So, what was on the menu? Whole grains (brown rice, quinoa, oats, 100 percent whole-wheat bread, etc.), legumes (beans, peas, lentils, chickpeas, etc.), all vegetables, and fruits, as well as nuts and seeds in small amounts. What was out? All highly processed foods (like vegetable oils, white flours, sugar, etc.) and animal products (including meat, poultry, seafood, dairy, eggs) were eliminated.
The results were astounding. Over 75 percent of our participants lost between 2 and 14 pounds—but it wasn’t all about the weight loss. Over 50 percent of participants reduced their total cholesterol between 12 and 52 points, and reduced their “bad” cholesterol (LDL) between 10 and 53 points! More than half of participants also noted more energy, a better overall sense of well-being, improved digestion, and clearer skin, fewer migraines, improved athletic performance, and more sensitive taste buds, as well as less hunger, fatigue, and joint pain.
Sheila, a BCBSRI participant, said, “I will remain plant-based 75-80 percent of the time with exceptions of holidays, social events, and restaurants.” In the 28 days, she lost 5 pounds, reduced her total cholesterol by 43 points, and reduced her LDL cholesterol by 53 points. Ennio, another BCBSRI associate, says he plans on staying “plant-strong.” During the Challenge, he lost 8 pounds, reduced his total cholesterol and LDL cholesterol, and lowered his blood pressure. And now three months after the Challenge, he is down a total of 20 pounds!
Dieting is always a difficult task, especially for those of us who are always on-the-go. However, nutrition is a critical part to living a healthy lifestyle, and comes down to understanding and planning for what you put in your body and how it affects you.
I encourage you to put more plants on your plate! And how about taking on a plant-based challenge for 28 days? Or 14 days? Or maybe just for 7 days? Your body will thank you for that. For more information on plant-based nutrition, visit Rip’s website at engine2diet.com. And see the tips below on how to get started.
* Please check with your healthcare provider before making changes to your diet.
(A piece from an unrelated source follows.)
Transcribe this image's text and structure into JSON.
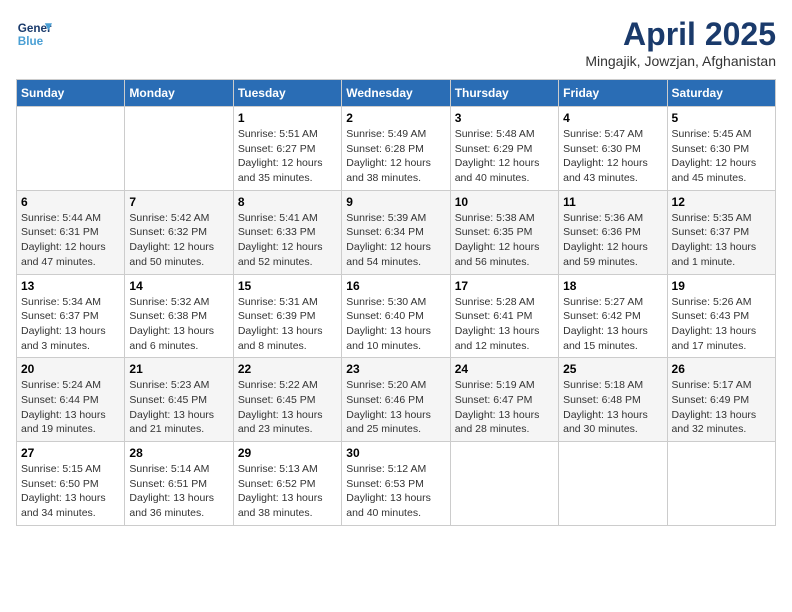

Narine Lemme is a passionate plant-based enthusiast who lives in Rhode Island with her husband and three plant-strong kids. Narine brought her passion into the workplace and established the role of Manager of Associate Wellness at Blue Cross & Blue Shield of Rhode Island, a position recently developed under the leadership of BCBSRI Senior Vice President and Chief Human Resources Officer, Dick Kropp.